I was having a conversation about web design and search engine optimization with a life science tools distributor recently, and he asked me how to target a website to a particular region? This got me thinking about search engine optimization (SEO) and search engine marketing (SEM) for distributors.
One of the limitations of search is that it is difficult to organically target a website to a region, at least in the life sciences. Search engines recognize some searches as inherently local. Search for “pizza” in Google for example and it will read your IP to determine your location and return local results. Search for electrophoresis gel boxes or Ras1 antibodies, however, and that location-specific context isn’t there. Therefore the simple answer to his question: “How do you target a website for a particular region [using SEO]?” – is that you don’t.
The next logical question: is SEO important to distributors? Often, but not always. If you can do a better job of optimizing for relevant terms than your life science supplier(s), then yes, you should optimize for those terms. It would be far better for a potential customer to find you than find a competing manufacturer or distributor. Likewise, if your country or region’s language(s) are different the language that your suppliers’ websites are written in, then SEO may be important as well since your customers may search in your local language (although newer technical and scientific terms are often the same across languages). If you do not have exclusive distribution rights and are effectively competing with other distributors in overlapping regions, then SEO may be very important. However, if your suppliers are well SEO-optimized, if you have exclusive distribution rights, and if your region speaks the same language as your suppliers’ websites are written in, then SEO is not of particularly great importance. In this scenario, which is actually quite common, you should be able to rely on your suppliers to pass along leads to you and in most situations they should have a listing of distributors directly on their website.
Unlike search engine optimization, search engine marketing can very easily be targeted to a particular region.
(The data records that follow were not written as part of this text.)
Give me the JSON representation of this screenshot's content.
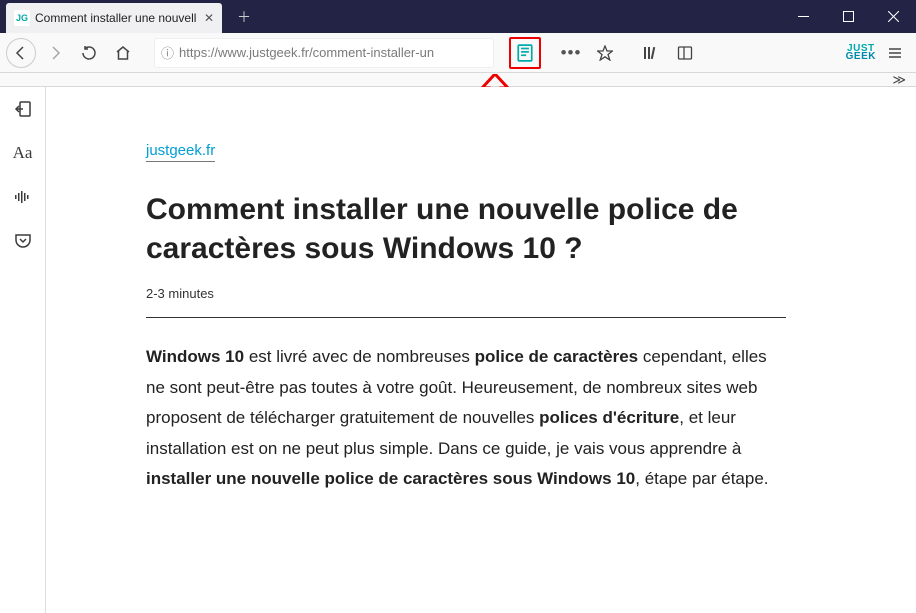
{
  "tab": {
    "title": "Comment installer une nouvell",
    "favicon": "JG"
  },
  "url": "https://www.justgeek.fr/comment-installer-un",
  "brand": {
    "l1": "JUST",
    "l2": "GEEK"
  },
  "article": {
    "domain": "justgeek.fr",
    "title": "Comment installer une nouvelle police de caractères sous Windows 10 ?",
    "readtime": "2-3 minutes",
    "p1a": "Windows 10",
    "p1b": " est livré avec de nombreuses ",
    "p1c": "police de caractères",
    "p1d": " cependant, elles ne sont peut-être pas toutes à votre goût. Heureusement, de nombreux sites web proposent de télécharger gratuitement de nouvelles ",
    "p1e": "polices d'écriture",
    "p1f": ", et leur installation est on ne peut plus simple. Dans ce guide, je vais vous apprendre à ",
    "p1g": "installer une nouvelle police de caractères sous Windows 10",
    "p1h": ", étape par étape."
  }
}
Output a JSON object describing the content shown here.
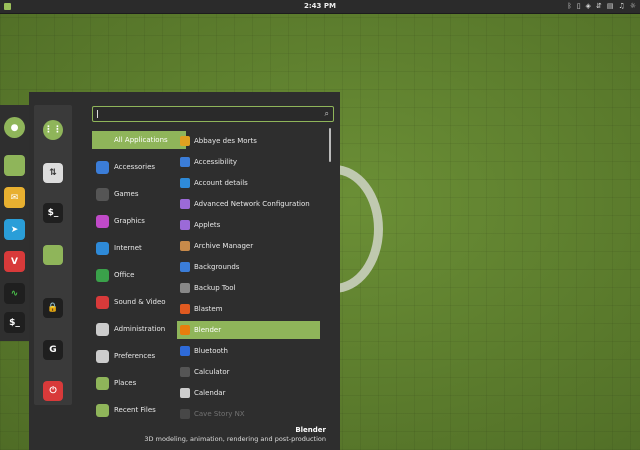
{
  "top_panel": {
    "clock": "2:43 PM"
  },
  "search": {
    "value": ""
  },
  "categories": [
    {
      "label": "All Applications",
      "color": "#8fb55a"
    },
    {
      "label": "Accessories",
      "color": "#3b7dd8"
    },
    {
      "label": "Games",
      "color": "#555555"
    },
    {
      "label": "Graphics",
      "color": "#c04ac8"
    },
    {
      "label": "Internet",
      "color": "#2e8ad8"
    },
    {
      "label": "Office",
      "color": "#3aa14a"
    },
    {
      "label": "Sound & Video",
      "color": "#d83a3a"
    },
    {
      "label": "Administration",
      "color": "#cccccc"
    },
    {
      "label": "Preferences",
      "color": "#cccccc"
    },
    {
      "label": "Places",
      "color": "#8fb55a"
    },
    {
      "label": "Recent Files",
      "color": "#8fb55a"
    }
  ],
  "apps": [
    {
      "label": "Abbaye des Morts",
      "color": "#e0a020"
    },
    {
      "label": "Accessibility",
      "color": "#3b7dd8"
    },
    {
      "label": "Account details",
      "color": "#2e8ad8"
    },
    {
      "label": "Advanced Network Configuration",
      "color": "#9b6ad8"
    },
    {
      "label": "Applets",
      "color": "#9b6ad8"
    },
    {
      "label": "Archive Manager",
      "color": "#c88a4a"
    },
    {
      "label": "Backgrounds",
      "color": "#3b7dd8"
    },
    {
      "label": "Backup Tool",
      "color": "#888888"
    },
    {
      "label": "Blastem",
      "color": "#e05a20"
    },
    {
      "label": "Blender",
      "color": "#e87d0d"
    },
    {
      "label": "Bluetooth",
      "color": "#2e6ad8"
    },
    {
      "label": "Calculator",
      "color": "#555555"
    },
    {
      "label": "Calendar",
      "color": "#cccccc"
    },
    {
      "label": "Cave Story NX",
      "color": "#777777"
    }
  ],
  "selected_app": {
    "name": "Blender",
    "description": "3D modeling, animation, rendering and post-production"
  }
}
SEM also allows companies to buy a top spot in the search results even if they are not doing so organically. Distributors often ignore SEM, leaving it to their suppliers, but there is no practical reason to do so. Even if you and your supplier are effectively advertising for the same product, having two listings in the paid advertisements only increases the odds that a searching scientist will click on one of them. If your suppliers are not performing SEM, and especially if their search engine rankings are not very high, you should be using SEM to target scientists in your region and get a placement near the top of the search results. So long as SEM campaigns are well-managed, they should be creating a good ROI and be well worth it for distributors.
With about half of life scientists stating that they look for product information on Google before anything else, a strong search presence is not only important to the sales of any life science tools company, but can deliver a great ROI. When deciding on how much resources to devote to search, distributors have different factors to consider than do suppliers. A strong SEO / SEM presence by suppliers can reduce the importance of SEO / SEM for distributors when compared to other marketing channels, but too many scientists use search to find products for it not to be at least a strong consideration in any distributor’s marketing strategy.